Doobie Bros: The Captain And Me Page 2

Because synthesisers in those days were monaural, they had to overdub individual notes to create chords for the song, and their contribution was regarded as so integral that they earned a composition credit. Margouleff tells me that the synth sounds are audible not only in the song's distinctive intro but also as a mandolin-like sound later on.

Throwaway Lyrics
The Doobies also had a piece of music which they'd been jamming on for almost three years under a variety of names. Johnston regarded it as 'just a throwaway song', and would improvise nonsense lyrics whenever they played it, until Templeman heard it and said, 'You should cut that'.

After laying down the instrumental parts, Templeman felt they still really didn't have it, and said, 'Make it about a train, since you have this thing about "Miss Lucy down along the track"'. So he came up with 'Long Train Runnin''.


Johnston recalls, 'I finally wrote the words in Amigo Studios in LA after the track was completely done'. That throwaway song was thus transformed into 'Long Train Runnin'', and would give them their first Top Ten single.

The album's other major single was 'China Grove' which, as Johnston explains, 'started out as just a lick. It started off on an acoustic and then I grabbed John Hartman at one in the morning and told him we needed to go down to the basement and crank up the amps. I remember we played it very loud, and that's when it started taking on a life of its own'.

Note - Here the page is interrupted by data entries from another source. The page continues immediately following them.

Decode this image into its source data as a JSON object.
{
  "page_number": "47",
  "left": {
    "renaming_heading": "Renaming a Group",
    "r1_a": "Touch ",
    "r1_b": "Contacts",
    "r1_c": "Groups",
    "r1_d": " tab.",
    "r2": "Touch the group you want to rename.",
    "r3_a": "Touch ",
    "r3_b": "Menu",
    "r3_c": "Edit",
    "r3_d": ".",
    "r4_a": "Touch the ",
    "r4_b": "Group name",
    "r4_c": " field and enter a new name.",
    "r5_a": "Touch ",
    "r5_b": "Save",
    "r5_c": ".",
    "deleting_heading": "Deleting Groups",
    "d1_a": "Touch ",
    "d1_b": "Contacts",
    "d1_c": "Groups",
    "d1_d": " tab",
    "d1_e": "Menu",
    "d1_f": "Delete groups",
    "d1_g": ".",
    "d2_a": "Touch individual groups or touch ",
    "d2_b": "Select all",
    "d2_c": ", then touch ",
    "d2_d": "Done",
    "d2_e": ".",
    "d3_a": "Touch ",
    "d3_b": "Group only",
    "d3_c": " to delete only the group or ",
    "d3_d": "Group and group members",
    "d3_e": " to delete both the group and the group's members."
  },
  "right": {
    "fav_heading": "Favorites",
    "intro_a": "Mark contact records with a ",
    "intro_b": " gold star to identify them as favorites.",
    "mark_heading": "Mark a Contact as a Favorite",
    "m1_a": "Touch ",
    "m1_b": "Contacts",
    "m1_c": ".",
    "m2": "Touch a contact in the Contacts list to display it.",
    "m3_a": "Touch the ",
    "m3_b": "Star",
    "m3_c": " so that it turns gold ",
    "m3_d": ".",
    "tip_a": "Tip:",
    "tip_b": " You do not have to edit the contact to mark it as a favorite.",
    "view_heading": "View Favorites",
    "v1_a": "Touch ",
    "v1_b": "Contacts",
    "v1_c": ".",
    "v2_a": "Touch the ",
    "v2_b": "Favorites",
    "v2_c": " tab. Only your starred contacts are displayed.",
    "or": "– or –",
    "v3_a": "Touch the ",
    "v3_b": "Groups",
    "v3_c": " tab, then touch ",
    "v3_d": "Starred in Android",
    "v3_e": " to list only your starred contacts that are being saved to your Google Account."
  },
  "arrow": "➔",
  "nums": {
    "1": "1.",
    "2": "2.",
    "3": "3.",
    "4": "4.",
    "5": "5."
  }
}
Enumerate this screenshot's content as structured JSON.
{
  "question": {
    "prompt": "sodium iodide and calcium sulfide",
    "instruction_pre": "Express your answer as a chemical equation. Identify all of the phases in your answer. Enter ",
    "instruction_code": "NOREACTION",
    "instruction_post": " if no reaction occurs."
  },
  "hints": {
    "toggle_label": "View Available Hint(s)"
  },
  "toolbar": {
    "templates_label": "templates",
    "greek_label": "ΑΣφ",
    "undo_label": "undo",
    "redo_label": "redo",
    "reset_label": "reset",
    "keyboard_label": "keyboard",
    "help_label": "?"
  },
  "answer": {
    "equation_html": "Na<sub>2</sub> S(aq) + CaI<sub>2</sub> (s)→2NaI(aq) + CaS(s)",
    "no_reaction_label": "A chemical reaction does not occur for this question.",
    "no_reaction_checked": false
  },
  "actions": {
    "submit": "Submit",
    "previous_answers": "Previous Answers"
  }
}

As with 'Long Train Runnin'', the lyric came last. 'They were made up around this whole idea of this wacky little town with a sheriff that had a samurai sword and all that sort of thing. The funny thing was that I found out in 1975 in Houston that there really was a China Grove.'

Johnston feels that Bill Payne, the pianist from Little Feat, deserves special mention in relation to 'China Grove'. 'I really owe Billy Payne for the words because he played the wacky melody that started the thinking process with this wacky sheriff, samurai swords, and all that…'


Blues Homage
'Dark Eyed Cajun Woman' gave Johnston an opportunity to create a homage to one of his first heroes. 'I finally got to do a blues tune on Captain And Me – 'Dark Eyed Cajun Woman', which was kind of my tip of the hat to BB King, if you will.' The track also featured an additional guitarist, Jeff Baxter of Steely Dan, playing a pedal steel session with The Doobies for the first time. In 1974 he joined the band full-time.

Patrick Simmons' delicately picked solo acoustic guitar piece 'Busted Down Around O'Connelly Corners' leads into 'Ukiah', which Johnston wrote in tribute to the town in Mendocino county, California. 'We played a few shows in Ukiah,' Johnston has said, 'and I used to camp out a lot in the area when I was going to college.'

Big Influence
'Ukiah' segues into the album-closer and title track, 'The Captain And Me'. Despite prevalent rumours that the titular captain was Captain Beefheart, Johnston has insisted that the character was no-one in particular. As usual, the lyrics were knocked up at the last minute. It would appear that lyrics were almost invariably little more than an afterthought for The Doobies, and that their main focus was on the instrumental content and the overall sound of their tracks. This might explain why music critics have so often overlooked the group.


The album was released by Warner Bros on March the 2nd, 1973. 'I remember it was a big thrill to hear it when it first came out,' Johnston has said. 'Hearing yourself on the radio was a big deal. And I've had a lot of people come up to me and say that "China Grove" or some [of our] other songs influenced their life and helped them through a period of time.'

The Captain And Me peaked at No 7 in Billboard's Albums Chart and was eventually certified double-Platinum, while the extracted singles, 'China Grove' and 'Long Train Runnin'', rose to Nos 15 and 8 respectively. However, here in the UK, neither the album nor the singles saw any chart action.

The Doobie Brothers would go on to score bigger hits, but never again would they create an album that placed them so far ahead of the pack and imprint itself on the hearts and minds of a generation.